::: RECORDS SHOWN

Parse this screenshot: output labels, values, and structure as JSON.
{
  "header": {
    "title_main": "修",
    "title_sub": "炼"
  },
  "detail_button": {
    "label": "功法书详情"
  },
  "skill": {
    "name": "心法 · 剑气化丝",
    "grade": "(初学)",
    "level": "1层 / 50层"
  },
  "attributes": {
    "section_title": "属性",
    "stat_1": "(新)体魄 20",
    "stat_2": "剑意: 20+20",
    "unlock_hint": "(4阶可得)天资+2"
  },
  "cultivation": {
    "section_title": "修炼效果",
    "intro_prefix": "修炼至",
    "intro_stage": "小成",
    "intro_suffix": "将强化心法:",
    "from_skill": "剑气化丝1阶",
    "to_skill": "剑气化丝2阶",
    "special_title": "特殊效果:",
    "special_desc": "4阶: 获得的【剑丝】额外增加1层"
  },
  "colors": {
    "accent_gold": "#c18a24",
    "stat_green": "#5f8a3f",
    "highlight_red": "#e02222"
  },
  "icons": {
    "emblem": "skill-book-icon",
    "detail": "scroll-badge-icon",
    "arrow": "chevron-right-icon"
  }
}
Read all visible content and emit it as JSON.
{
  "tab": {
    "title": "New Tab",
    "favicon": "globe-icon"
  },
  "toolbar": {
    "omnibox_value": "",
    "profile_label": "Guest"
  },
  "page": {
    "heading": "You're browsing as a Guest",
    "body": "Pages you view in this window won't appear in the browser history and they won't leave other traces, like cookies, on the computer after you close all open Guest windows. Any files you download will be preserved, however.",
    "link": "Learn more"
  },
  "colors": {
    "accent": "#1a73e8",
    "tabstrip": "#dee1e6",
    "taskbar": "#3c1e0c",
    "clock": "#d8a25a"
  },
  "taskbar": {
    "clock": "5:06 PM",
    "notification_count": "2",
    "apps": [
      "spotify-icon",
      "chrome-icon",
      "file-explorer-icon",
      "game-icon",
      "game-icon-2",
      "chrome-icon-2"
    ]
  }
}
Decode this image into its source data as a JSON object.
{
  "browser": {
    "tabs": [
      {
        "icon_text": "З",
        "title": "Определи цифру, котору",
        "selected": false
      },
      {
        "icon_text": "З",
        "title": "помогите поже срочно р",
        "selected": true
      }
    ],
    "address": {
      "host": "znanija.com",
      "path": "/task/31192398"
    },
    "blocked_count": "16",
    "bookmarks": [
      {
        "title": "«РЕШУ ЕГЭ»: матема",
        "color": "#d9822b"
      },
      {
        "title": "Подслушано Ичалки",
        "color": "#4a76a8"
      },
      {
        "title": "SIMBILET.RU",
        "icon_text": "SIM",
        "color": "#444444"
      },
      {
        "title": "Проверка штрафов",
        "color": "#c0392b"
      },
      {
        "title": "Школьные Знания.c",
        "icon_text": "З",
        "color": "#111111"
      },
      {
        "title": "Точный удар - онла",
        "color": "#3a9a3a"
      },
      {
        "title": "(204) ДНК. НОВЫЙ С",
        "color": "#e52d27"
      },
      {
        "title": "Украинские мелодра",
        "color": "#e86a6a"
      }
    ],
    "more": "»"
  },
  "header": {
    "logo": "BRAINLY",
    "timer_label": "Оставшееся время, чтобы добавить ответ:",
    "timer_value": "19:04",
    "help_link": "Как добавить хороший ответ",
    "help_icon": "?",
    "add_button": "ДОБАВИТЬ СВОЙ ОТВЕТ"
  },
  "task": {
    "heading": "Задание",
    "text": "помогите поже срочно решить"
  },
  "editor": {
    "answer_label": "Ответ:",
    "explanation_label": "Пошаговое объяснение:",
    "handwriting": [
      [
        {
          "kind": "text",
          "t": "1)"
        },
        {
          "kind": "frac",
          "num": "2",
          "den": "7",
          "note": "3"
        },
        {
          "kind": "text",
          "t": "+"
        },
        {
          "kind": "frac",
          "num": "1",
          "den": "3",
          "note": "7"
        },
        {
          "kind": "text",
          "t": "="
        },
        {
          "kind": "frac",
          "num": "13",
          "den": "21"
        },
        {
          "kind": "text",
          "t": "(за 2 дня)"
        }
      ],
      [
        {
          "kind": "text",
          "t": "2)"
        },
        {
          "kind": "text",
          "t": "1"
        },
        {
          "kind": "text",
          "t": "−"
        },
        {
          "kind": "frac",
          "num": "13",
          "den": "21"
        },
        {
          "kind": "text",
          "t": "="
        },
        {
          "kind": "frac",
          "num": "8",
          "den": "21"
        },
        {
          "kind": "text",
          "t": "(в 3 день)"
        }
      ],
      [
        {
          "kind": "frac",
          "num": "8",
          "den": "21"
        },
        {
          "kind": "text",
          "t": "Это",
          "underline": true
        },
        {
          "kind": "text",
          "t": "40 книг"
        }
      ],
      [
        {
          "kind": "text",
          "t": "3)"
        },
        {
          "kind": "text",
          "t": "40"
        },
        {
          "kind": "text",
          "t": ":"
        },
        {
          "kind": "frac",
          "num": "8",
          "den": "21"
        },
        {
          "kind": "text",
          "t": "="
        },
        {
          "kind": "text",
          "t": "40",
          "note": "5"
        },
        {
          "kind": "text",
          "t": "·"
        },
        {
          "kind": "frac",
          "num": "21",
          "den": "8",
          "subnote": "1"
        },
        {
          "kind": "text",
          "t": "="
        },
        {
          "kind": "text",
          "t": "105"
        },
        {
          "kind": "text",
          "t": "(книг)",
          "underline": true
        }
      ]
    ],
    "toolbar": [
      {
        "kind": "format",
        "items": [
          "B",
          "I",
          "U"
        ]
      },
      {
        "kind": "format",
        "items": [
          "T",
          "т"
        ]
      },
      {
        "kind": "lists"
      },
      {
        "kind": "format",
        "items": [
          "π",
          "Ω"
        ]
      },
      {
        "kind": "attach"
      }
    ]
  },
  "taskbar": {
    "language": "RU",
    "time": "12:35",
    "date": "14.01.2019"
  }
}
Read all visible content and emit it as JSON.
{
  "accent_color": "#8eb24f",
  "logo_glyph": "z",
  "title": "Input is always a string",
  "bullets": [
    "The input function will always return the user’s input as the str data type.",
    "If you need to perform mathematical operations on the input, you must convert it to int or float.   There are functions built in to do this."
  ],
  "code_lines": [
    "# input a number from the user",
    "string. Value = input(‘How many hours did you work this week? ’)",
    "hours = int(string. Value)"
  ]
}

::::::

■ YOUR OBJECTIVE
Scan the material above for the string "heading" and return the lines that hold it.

■ TASK ANSWER
    "heading": "You're browsing as a Guest",
    "heading": "Задание",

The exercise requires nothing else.